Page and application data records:
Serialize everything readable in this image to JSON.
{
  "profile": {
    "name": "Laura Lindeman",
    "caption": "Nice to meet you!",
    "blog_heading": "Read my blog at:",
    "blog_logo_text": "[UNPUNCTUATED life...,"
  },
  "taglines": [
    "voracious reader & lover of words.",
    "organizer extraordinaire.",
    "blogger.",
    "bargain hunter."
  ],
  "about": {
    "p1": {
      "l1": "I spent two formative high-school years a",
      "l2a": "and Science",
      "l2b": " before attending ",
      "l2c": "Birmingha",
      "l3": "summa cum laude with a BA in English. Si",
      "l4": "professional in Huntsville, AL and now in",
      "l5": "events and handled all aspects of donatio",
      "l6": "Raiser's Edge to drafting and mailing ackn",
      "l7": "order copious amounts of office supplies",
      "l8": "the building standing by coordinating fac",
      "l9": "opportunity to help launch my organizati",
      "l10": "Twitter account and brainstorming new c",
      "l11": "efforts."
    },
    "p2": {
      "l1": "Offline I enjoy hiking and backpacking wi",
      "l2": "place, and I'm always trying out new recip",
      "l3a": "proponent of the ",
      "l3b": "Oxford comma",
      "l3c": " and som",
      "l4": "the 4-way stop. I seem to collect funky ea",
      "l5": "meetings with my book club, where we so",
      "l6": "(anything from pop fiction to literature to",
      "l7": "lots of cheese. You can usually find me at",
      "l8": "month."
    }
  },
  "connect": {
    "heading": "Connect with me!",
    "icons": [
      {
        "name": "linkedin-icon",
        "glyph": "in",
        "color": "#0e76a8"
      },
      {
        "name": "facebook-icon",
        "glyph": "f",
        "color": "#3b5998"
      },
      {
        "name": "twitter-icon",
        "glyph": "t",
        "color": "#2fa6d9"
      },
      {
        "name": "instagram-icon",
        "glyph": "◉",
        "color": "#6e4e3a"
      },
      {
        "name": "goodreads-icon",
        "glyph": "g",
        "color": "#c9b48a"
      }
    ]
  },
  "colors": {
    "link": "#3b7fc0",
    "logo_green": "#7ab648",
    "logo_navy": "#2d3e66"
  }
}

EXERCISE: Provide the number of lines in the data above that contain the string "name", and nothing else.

PROBLEM SOLUTION: 6